This time last week I was in Bangkok, Thailand. I’d just spent a week hanging out with some awesome TCKs from Thailand, Vietnam and Cambodia. It was great! I’ll probably share some stories later about that, but for now I wanted to share some thoughts from the very end of my trip.
I had two days in Bangkok after the conference I was helping at – time to decompress before heading back to the insanity of my wonderful life in Beijing. On my last night I took a taxi to a nearby train station where I took a train to the airport.
While we were stopped at traffic lights the driver rolled down his window to buy a small flower garland from a woman selling them on the street. He handed over some money, rolled up his window, and holding the small string of blossoms in his hands, made a gesture of worship. Then he placed the flowers on his dashboard (near the dried out strings of previous purchases) and went continued driving.
My first thought: why can’t we worship YOU like that, God? The flowers smell nice, and it’s a simple way to include worship in everyday life (we’d been talking during conference about connecting with God throughout the day), and I started thinking about ways I could imitate it…
Before I got too excited, I sensed God tap me on the shoulder, and remind me of something: the system of worship set up in ancient Israel had lots of rituals and daily reminders. For most people it became something done by rote, rather than a heart act of worship. In fact, throughout Scripture we are told that God wants our hearts, not just offerings.
Sacrifice and offering you did not desire, but my ears you have pierced;
burnt offerings and sin offerings you did not require.
Then I said, “Here I am, I have come— it is written about me in the scroll.
I desire to do your will, O my God; your law is within my heart.”
O Lord, open my lips, and my mouth will declare your praise.
You do not delight in sacrifice, or I would bring it;
you do not take pleasure in burnt offerings.
The sacrifices of God are a broken spirit;
a broken and contrite heart, O God, you will not despise.
For I desire mercy, not sacrifice, and acknowledgment of God rather than burnt offerings.
One of the teachers of the law came and heard them debating. Noticing that Jesus had given them a good answer, he asked him, “Of all the commandments, which is the most important?” “The most important one,” answered Jesus, “is this: ‘Hear, O Israel, the Lord our God, the Lord is one. Love the Lord your God with all your heart and with all your soul and with all your mind and with all your strength.’ The second is this: ‘Love your neighbor as yourself.’ There is no commandment greater than these.” “Well said, teacher,” the man replied. “You are right in saying that God is one and there is no other but him. To love him with all your heart, with all your understanding and with all your strength, and to love your neighbor as yourself is more important than all burnt offerings and sacrifices.” When Jesus saw that he had answered wisely, he said to him, “You are not far from the kingdom of God.”

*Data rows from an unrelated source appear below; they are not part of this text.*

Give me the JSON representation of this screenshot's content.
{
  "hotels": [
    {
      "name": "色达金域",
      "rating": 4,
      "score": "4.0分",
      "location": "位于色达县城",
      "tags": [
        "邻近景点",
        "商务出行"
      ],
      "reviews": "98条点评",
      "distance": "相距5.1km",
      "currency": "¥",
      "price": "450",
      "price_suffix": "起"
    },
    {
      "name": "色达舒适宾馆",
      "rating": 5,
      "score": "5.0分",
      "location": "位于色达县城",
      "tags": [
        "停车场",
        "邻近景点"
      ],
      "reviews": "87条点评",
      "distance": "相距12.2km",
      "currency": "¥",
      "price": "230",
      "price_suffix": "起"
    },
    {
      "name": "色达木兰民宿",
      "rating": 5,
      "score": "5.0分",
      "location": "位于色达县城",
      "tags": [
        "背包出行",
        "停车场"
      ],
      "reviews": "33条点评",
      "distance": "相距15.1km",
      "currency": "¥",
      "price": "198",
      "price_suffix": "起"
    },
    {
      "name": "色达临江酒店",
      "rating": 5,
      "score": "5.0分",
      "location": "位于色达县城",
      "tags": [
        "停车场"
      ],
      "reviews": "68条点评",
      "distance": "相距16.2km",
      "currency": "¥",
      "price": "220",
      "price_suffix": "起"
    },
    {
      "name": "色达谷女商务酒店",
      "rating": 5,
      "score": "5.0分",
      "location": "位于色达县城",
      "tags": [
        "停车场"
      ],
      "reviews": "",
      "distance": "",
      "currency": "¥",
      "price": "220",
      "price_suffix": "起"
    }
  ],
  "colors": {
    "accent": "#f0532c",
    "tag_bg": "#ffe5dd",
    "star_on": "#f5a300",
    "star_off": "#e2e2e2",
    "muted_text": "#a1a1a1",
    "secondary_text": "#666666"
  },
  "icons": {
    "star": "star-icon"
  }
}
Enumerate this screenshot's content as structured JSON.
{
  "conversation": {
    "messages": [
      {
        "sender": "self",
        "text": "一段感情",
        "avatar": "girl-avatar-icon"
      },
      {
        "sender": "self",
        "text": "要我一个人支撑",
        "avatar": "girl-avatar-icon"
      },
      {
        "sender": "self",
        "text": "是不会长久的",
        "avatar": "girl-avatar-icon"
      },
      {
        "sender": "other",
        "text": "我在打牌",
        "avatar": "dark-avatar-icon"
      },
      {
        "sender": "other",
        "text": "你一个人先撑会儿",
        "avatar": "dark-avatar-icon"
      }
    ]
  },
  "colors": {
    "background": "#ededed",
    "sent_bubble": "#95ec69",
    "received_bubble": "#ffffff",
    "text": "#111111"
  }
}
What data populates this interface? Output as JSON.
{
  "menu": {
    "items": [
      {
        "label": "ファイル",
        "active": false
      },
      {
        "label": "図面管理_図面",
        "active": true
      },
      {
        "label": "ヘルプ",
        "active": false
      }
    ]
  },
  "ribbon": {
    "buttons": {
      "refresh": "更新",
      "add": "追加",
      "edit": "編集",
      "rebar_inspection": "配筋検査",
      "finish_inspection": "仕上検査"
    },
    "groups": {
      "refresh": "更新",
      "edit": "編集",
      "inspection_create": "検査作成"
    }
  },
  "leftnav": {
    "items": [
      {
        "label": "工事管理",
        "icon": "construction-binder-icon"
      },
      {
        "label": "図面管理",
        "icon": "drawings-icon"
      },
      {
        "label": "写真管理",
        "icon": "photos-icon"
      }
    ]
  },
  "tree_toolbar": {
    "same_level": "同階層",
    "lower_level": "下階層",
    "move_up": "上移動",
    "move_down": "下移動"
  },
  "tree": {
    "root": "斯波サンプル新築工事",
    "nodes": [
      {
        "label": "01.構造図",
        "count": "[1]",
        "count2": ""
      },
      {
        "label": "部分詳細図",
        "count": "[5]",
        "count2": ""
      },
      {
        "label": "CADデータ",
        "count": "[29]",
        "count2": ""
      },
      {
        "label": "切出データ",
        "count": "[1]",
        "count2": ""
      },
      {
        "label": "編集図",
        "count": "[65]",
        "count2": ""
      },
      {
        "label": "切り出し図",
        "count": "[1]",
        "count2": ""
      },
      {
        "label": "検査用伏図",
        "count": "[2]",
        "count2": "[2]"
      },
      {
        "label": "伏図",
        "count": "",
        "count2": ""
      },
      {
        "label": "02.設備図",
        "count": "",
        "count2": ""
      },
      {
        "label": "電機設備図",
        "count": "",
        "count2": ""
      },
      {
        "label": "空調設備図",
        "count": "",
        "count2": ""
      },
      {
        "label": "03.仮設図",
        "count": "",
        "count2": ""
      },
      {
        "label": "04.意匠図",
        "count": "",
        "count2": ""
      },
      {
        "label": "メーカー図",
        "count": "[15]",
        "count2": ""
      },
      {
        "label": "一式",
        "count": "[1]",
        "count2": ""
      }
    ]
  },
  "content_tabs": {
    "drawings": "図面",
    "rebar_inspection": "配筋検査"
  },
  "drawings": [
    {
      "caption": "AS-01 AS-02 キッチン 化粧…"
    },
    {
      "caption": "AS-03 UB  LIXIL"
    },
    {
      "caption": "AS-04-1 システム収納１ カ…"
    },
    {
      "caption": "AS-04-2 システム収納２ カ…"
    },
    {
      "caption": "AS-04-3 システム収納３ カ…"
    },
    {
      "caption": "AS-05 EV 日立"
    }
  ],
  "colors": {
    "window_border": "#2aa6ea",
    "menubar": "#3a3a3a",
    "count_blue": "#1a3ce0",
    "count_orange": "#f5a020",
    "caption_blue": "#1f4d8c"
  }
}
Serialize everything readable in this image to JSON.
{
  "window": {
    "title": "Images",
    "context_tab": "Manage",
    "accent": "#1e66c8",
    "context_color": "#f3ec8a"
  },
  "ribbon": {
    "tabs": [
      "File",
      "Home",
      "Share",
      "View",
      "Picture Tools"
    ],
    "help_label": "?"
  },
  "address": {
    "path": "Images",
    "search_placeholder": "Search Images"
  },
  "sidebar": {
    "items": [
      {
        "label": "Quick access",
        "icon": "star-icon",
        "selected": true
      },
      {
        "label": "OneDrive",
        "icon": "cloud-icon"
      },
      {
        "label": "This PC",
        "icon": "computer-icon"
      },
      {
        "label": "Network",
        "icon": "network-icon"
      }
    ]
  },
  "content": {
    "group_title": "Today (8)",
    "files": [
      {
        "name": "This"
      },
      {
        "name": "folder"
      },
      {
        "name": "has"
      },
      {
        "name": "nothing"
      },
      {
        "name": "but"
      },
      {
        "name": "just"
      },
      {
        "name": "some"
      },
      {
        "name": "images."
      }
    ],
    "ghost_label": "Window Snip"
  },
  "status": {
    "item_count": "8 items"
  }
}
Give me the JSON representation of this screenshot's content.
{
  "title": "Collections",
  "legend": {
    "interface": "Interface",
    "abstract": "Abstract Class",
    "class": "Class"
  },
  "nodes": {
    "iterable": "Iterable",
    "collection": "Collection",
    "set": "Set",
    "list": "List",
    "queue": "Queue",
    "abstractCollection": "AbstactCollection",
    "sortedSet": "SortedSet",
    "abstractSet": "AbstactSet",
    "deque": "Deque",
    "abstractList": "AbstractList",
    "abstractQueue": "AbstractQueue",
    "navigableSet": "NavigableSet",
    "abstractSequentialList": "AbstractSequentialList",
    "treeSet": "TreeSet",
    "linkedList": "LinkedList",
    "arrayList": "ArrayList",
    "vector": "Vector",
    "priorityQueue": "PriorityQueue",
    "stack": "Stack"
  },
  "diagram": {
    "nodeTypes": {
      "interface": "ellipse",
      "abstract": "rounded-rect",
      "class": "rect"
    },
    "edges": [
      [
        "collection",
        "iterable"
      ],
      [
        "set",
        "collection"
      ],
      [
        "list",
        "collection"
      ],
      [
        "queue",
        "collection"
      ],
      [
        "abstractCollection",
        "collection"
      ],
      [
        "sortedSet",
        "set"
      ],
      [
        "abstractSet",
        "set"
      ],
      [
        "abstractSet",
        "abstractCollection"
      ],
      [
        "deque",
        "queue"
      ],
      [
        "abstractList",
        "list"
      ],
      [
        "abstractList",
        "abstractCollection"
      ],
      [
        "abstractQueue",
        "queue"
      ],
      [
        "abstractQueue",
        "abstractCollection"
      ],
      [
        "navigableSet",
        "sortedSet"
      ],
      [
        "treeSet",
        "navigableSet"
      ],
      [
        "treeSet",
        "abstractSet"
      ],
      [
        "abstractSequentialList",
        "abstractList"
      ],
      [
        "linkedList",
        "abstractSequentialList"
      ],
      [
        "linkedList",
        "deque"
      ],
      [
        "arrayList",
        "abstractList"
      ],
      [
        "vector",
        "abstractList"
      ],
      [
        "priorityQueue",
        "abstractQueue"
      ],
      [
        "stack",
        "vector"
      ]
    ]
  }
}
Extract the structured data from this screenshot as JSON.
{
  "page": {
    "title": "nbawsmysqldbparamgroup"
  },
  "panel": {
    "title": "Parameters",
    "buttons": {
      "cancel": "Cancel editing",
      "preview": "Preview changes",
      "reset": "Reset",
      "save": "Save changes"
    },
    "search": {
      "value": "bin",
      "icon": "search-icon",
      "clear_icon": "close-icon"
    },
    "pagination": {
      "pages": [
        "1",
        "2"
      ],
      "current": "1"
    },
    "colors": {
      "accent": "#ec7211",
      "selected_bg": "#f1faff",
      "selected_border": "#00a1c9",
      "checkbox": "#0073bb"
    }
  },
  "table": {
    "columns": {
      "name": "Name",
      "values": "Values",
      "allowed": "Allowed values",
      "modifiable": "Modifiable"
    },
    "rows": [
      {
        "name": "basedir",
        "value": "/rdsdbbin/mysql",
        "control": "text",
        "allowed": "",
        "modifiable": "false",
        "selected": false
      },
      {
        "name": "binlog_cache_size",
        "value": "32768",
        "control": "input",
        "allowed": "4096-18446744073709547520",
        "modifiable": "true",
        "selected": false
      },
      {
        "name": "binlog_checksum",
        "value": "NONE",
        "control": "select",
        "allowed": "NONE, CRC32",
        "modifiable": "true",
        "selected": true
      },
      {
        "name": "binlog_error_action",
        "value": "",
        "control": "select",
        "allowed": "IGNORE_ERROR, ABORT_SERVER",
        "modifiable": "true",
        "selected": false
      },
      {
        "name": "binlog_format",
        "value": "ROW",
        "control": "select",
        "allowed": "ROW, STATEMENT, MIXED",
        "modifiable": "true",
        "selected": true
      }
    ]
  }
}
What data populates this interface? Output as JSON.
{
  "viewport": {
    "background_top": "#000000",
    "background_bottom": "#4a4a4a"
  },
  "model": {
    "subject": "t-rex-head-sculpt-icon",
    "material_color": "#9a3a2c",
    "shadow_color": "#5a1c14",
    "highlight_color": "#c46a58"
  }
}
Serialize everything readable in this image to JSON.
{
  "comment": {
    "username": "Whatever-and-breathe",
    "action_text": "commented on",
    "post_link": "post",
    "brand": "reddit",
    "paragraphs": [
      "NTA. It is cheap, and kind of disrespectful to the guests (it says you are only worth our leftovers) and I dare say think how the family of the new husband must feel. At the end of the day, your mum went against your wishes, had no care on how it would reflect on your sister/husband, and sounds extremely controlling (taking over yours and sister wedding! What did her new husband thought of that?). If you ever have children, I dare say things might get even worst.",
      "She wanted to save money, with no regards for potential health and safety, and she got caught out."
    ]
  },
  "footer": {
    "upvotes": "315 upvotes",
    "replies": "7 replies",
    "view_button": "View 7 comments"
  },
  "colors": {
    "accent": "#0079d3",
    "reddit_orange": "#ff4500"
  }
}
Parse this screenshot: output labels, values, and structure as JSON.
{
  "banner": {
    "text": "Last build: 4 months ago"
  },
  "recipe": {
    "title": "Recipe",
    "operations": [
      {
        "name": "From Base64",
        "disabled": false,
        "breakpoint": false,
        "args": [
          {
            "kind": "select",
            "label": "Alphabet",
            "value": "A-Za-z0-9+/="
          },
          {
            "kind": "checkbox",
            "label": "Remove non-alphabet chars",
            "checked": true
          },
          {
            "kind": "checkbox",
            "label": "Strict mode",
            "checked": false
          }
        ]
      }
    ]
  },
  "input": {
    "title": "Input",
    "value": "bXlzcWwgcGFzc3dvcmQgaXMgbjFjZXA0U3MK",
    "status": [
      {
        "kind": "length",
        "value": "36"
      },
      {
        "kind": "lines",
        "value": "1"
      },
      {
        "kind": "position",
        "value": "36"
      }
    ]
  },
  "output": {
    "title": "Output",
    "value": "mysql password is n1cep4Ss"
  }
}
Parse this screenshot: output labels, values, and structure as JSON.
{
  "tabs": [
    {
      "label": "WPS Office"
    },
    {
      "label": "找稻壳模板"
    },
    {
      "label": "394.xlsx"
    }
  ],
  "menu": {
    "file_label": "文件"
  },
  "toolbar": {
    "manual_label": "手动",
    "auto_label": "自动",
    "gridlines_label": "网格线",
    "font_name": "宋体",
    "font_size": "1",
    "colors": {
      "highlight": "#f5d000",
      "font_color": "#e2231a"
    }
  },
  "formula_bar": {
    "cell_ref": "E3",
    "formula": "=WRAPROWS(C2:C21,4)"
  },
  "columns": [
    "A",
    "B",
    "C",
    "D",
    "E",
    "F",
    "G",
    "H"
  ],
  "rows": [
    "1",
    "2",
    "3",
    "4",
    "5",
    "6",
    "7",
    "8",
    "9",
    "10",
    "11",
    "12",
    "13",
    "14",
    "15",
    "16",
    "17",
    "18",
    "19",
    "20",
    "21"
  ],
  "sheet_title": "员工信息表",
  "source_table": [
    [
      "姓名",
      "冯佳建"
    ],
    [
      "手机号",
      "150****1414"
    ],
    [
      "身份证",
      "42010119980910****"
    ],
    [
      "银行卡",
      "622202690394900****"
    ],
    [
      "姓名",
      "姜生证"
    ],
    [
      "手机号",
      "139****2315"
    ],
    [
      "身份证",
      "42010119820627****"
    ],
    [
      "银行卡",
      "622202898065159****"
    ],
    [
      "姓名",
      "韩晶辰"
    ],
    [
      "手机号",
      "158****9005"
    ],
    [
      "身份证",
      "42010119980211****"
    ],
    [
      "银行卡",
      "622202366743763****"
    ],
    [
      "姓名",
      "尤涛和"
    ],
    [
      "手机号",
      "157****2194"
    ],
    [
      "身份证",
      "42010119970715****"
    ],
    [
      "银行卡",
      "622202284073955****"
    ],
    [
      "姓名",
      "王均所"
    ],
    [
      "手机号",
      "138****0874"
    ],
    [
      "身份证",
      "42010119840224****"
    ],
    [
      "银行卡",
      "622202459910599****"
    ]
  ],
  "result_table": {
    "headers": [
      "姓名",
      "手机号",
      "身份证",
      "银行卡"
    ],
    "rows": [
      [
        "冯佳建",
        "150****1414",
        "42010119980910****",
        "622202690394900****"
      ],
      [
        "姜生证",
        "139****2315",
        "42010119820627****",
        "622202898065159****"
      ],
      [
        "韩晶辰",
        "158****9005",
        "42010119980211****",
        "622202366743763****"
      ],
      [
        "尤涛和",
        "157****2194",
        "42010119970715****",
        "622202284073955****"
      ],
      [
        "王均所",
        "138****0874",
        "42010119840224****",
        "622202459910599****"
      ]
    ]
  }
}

But those sacrifices are an annual reminder of sins, because it is impossible for the blood of bulls and goats to take away sins. Therefore, when Christ came into the world, he said: “Sacrifice and offering you did not desire, but a body you prepared for me; with burnt offerings and sin offerings you were not pleased. Then I said, ‘Here I am—it is written about me in the scroll— I have come to do your will, O God.’ ” First he said, “Sacrifices and offerings, burnt offerings and sin offerings you did not desire, nor were you pleased with them” (although the law required them to be made). Then he said, “Here I am, I have come to do your will.” He sets aside the first to establish the second.
I began to realise I liked the idea of “simple” acts of worship, like buying flowers, because they were, well, simple. Buy the flowers and you’re done. Much easier to buy flowers than to surrender my will to God. Much easier to burn incense than to submit to His will.
I think that small, everyday gestures can be part of a vibrant faith. These little acts, however, are not a relationship in themselves. They might show honour, but they don’t involve surrender.
I am thankful for a God who has done away with a system of works that can never make me righteous. I am thankful for a relationship, rather than a religion. And while relationship can be messy, I am thankful for that depth of love and mercy and acceptance, rather than a system of offerings.